Listen to an audio story by Annenberg Radio News:


image Los Angeles Mayor Antonio Villaraigosa promised to focus on education reform at the annual State of the City address on Wednesday.

“Well, it is true that I don’t have any formal authority over our schools,” Villaraigosa said. “I do have a bully pulpit, and I will continue to use it.”

Villaraigosa called for a shift in the Los Angeles Unified School District. He says school leaders are the most important agent for change and that expiration of union contracts in June could open up a new door.

“With the stars aligned, we have to seize the opportunity,” Villaraigosa said. “Let’s negotiate a new contract that empowers teachers, parents and principals at all schools. Let’s stop dictating at the district level, and let our local schools make the calls on budget, staffing, curriculum, schedule and professional development.”

The mayor also proposed compensating teachers for their proven effectiveness in the classroom.

“We need to create career pathways that reward our most effective teachers,” Villaraigosa said. “We need to reform a broken tenure system and do away with the last hired, first fired seniority system. It’s demoralizing to teachers, and it doesn’t serve our students. We need to create a multiple level evaluation system.”

But Dr. Aissa Riley, a world history teacher at Jefferson High School, opposes the mayor’s proposal.

“What that equates to in our mind is we get rid of the more senior teachers because they get paid a lot more,” Riley said. “So if a teacher’s making $80,000 because they’ve been working here for 20 years, well, we can fire that person and hire two more.”

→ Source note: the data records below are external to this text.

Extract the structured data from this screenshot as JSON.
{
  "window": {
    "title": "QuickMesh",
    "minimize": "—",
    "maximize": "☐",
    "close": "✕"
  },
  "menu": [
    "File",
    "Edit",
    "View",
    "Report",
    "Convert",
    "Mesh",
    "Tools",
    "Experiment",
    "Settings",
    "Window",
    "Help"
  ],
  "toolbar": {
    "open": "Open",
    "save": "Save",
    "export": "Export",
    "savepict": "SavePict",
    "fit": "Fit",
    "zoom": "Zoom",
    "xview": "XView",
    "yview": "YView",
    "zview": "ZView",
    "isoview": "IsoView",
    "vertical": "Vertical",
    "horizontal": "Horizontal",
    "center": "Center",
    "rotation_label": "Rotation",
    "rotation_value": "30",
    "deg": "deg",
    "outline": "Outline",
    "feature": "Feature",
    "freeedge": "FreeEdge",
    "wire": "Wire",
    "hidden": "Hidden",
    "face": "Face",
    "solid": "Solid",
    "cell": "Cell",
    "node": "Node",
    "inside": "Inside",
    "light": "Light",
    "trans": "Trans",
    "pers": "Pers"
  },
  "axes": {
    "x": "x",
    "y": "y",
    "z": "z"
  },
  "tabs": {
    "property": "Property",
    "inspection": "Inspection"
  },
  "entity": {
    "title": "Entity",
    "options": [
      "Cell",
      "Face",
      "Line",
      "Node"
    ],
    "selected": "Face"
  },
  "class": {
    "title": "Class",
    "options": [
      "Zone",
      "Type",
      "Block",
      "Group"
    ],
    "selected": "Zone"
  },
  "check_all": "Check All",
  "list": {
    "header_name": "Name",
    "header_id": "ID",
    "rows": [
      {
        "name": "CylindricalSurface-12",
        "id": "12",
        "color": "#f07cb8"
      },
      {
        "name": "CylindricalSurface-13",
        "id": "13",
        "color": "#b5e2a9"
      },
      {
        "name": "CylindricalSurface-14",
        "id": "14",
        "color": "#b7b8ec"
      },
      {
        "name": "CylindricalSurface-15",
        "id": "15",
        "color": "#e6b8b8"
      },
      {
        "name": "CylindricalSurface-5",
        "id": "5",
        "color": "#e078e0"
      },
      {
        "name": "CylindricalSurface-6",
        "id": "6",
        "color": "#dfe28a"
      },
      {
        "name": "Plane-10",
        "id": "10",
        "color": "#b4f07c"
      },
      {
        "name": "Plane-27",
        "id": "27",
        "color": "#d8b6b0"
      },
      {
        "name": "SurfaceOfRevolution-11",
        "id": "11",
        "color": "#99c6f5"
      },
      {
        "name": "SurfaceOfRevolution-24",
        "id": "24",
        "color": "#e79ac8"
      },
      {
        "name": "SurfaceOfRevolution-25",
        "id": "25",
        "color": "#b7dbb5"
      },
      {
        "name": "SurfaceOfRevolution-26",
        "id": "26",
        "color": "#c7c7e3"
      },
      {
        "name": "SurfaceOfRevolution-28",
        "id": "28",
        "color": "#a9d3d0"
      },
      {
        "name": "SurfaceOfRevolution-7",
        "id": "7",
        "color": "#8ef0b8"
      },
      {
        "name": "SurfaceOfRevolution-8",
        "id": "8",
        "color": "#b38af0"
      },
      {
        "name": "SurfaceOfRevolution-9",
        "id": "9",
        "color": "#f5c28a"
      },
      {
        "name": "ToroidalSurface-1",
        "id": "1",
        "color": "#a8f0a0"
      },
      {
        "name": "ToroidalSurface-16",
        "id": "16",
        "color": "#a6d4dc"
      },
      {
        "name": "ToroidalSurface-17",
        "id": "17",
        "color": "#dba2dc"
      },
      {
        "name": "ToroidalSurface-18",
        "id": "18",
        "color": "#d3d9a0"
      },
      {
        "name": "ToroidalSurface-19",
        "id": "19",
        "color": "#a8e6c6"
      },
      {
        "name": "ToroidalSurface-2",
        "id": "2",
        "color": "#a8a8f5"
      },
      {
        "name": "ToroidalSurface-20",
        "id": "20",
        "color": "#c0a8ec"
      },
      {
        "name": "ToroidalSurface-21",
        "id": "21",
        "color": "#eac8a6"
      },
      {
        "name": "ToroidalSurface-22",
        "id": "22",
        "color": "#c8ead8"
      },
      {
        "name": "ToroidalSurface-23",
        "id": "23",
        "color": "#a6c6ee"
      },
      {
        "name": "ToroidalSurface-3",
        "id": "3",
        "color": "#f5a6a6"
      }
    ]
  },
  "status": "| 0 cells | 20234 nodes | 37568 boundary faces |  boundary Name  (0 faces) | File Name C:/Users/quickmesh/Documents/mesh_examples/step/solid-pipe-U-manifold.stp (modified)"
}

Dr. Riley also expressed concerns regarding the prospect of more public-private partnerships. She said the private school operators do not accept all students.

“So what happens is when a student isn’t working out at one of their schools, they get sent here (Jefferson),” Riley said. “And we end up having larger class sizes in the middle of the year because all these students are coming mid-year because they’ve been kicked out of their other schools, and it also has a lot of students who if they couldn’t cut it at the other school, now we have to deal with him. Our school somewhat becomes a dumping ground for all these charter schools quote unquote bad kids. And then it lowers the quality of education for other students who we’ve been working with all year long.”

Villaraigosa used the rest of his State of the City speech to address unemployment rates. He noted that unemployment rates in South Los Angeles dropped from last month. He also praised the America Fast Forward plan – a plan that would create 166,000 new jobs in the city.

Speak Your Mind